=== Section Start ===
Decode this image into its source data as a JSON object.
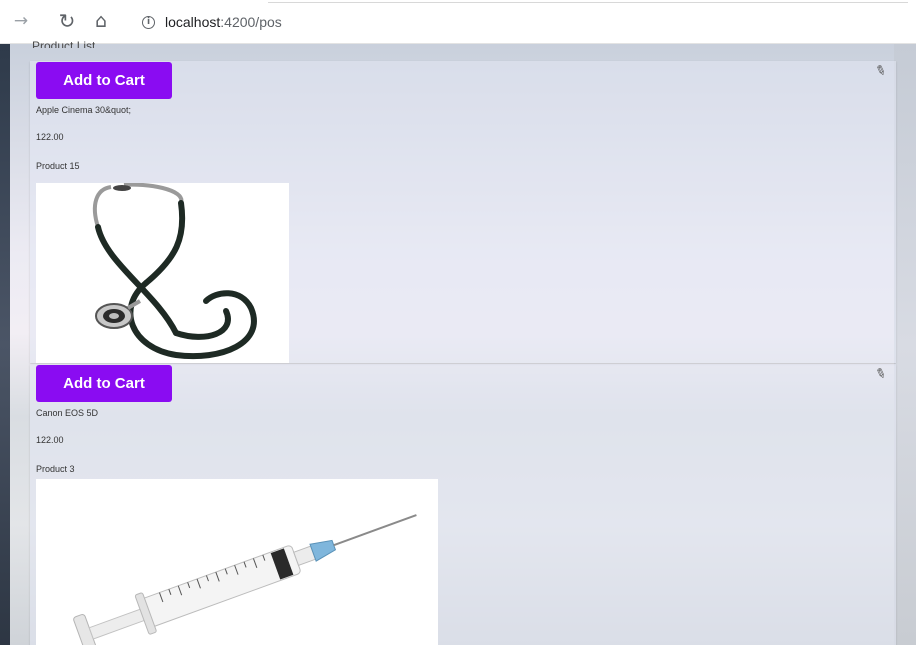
{
  "browser": {
    "url_host": "localhost",
    "url_path": ":4200/pos",
    "icons": {
      "back": "arrow-right-icon",
      "reload": "reload-icon",
      "home": "home-icon",
      "info": "info-icon"
    }
  },
  "page": {
    "heading": "Product List"
  },
  "products": [
    {
      "button_label": "Add to Cart",
      "name": "Apple Cinema 30&quot;",
      "price": "122.00",
      "code": "Product 15",
      "image_icon": "stethoscope-icon"
    },
    {
      "button_label": "Add to Cart",
      "name": "Canon EOS 5D",
      "price": "122.00",
      "code": "Product 3",
      "image_icon": "syringe-icon"
    }
  ],
  "colors": {
    "button": "#8a0cf2",
    "button_text": "#ffffff"
  }
}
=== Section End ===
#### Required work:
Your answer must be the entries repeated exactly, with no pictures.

#### Task result:
Decode this image into its source data as a JSON object.
{
  "browser": {
    "url_host": "localhost",
    "url_path": ":4200/pos",
    "icons": {
      "back": "arrow-right-icon",
      "reload": "reload-icon",
      "home": "home-icon",
      "info": "info-icon"
    }
  },
  "page": {
    "heading": "Product List"
  },
  "products": [
    {
      "button_label": "Add to Cart",
      "name": "Apple Cinema 30&quot;",
      "price": "122.00",
      "code": "Product 15",
      "image_icon": "stethoscope-icon"
    },
    {
      "button_label": "Add to Cart",
      "name": "Canon EOS 5D",
      "price": "122.00",
      "code": "Product 3",
      "image_icon": "syringe-icon"
    }
  ],
  "colors": {
    "button": "#8a0cf2",
    "button_text": "#ffffff"
  }
}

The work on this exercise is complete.